Colorado has two somewhat smallish centers with relative inexperience — one of their top-two centers, Nathan MacKinnon (6-foot, 200 pounds), is only 20 years old. The other, 25-year-old Matt Duchene, is small — 5-foot-11, 200 pounds. Compare that to Anaheim’s top-two behemoths, 31-year-old Ryan Kesler (6-foot-2, 202 pounds) and 30-year-old Ryan Getzlaf (6-foot-4, 221 pounds).

The Avalanche centers are flanked by equally young and inexperienced wingers (relatively speaking), such as Gabriel Landeskog and Mikhail Grigorenko, old guys (38-year-old Jarome Iginla), or guys who shouldn’t be in the top-six (Blake Comeau). And we all know Colorado’s problems on defense and the inconsistent goal tending they’ve gotten the last two seasons.

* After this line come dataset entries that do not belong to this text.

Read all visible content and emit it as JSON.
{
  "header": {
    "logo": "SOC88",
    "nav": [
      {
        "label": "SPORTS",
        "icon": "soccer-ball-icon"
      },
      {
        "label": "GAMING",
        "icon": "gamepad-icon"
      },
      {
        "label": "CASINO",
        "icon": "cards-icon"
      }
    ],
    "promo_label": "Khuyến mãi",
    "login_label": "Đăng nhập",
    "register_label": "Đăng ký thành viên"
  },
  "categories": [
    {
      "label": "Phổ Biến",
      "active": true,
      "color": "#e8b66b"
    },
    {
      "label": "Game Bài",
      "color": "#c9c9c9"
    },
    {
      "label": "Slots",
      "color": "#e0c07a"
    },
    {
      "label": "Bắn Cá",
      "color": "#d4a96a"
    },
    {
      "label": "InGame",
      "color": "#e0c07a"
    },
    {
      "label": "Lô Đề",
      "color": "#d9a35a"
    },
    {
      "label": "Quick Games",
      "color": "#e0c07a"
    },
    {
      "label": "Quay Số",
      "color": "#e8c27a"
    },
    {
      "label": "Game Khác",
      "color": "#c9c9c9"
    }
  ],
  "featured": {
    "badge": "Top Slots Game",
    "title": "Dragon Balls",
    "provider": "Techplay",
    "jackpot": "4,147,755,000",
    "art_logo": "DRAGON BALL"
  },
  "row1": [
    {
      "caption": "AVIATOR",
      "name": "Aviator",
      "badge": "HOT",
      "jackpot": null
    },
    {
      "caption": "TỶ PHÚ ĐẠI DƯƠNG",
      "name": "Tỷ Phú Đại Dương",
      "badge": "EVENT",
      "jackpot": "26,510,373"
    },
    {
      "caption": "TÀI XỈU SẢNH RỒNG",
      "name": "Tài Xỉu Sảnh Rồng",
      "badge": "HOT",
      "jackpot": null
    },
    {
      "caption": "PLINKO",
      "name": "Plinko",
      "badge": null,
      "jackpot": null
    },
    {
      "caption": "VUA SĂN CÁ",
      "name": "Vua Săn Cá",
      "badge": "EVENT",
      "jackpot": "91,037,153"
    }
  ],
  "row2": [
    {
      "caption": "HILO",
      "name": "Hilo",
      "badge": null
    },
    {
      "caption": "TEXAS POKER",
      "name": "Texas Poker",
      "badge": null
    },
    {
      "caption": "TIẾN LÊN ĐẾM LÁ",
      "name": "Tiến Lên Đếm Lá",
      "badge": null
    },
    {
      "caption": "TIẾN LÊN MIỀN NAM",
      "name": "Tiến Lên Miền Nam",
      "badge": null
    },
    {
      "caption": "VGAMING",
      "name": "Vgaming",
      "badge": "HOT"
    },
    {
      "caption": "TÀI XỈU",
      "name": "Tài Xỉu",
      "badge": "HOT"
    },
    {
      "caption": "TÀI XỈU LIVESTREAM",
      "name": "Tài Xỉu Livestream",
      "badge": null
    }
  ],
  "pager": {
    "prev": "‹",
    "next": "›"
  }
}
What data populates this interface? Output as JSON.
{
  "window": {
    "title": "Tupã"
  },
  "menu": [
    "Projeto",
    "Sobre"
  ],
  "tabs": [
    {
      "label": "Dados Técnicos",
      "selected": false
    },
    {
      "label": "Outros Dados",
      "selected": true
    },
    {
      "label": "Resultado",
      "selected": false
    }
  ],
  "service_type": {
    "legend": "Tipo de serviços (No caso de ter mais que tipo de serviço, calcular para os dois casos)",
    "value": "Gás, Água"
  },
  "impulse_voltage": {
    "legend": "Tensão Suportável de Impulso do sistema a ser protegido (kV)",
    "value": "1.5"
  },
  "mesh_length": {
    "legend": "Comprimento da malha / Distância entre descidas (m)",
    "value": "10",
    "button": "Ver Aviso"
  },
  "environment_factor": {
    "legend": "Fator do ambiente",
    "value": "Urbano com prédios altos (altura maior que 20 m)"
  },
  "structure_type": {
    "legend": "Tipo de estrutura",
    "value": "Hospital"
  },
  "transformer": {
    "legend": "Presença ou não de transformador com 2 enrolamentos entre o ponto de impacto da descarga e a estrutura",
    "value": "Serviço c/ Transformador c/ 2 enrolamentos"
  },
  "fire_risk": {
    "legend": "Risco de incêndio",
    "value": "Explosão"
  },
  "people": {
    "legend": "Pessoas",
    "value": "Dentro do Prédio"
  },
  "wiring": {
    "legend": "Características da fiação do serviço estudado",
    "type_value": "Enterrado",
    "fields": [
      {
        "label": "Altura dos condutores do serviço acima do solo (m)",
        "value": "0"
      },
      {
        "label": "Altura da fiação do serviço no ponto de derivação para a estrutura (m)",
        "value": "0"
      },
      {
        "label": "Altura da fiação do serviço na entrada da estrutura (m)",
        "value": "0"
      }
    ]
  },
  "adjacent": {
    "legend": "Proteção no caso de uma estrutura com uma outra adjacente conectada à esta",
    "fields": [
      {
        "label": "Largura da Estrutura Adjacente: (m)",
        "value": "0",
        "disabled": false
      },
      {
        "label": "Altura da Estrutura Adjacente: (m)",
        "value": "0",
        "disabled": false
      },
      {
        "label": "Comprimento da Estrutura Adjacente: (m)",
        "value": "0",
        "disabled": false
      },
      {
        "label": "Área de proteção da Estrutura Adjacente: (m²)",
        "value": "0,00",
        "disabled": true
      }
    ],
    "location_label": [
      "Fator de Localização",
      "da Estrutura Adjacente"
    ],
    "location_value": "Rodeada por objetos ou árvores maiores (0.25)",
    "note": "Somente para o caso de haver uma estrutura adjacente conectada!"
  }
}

Then you look at the AHL’s coffers, where the few good players available were mis-coached last season… No, Boudreau would not be stepping into a cherry system such as he did in Anaheim or even Washington. There’s no reason to think he’d have even the same success with the Colorado Avalanche, much less more.

And we want more. And we already have a coach committed to bringing us more, Patrick Roy. So here’s the second half of the rationale.

Some fans think the biggest impediment to bringing Boudreau to the Avalanche is Roy’s friendship with GM Joe Sakic. They played in Colorado for eight seasons and won two Stanley Cups together. Sakic is unlikely to fire his buddy.

No. Joe Sakic stated outright that he and Roy were “in this thing together.” The reason for that is that they have a vision of what they want to do with this team specifically, and said vision ends in Stanley Cup victory.

Sakic and Roy have inherited a deeply flawed team, and they’re working in conjunction to repair those deficits. That vision doesn’t work if you remove half of the visionaries. Sakic and Roy are working together to bring this team the ultimate prize, which they won in the first place together as players.

Joe Sakic never won a Stanley Cup without Patrick Roy. Roy brought the clutch goal tending and maniacal will to win as a player. He brings his savant hockey IQ and maniacal will to win to the team as a coach. Sakic needs both of those to help him rebuild the Avalanche.

Next: Avs Should Look at Ducks Free Agents

In short, scrapping Patrick Roy as a coach means starting from square one again in the rebuild. And that’s why Bruce Boudreau isn’t right for the Colorado Avalanche.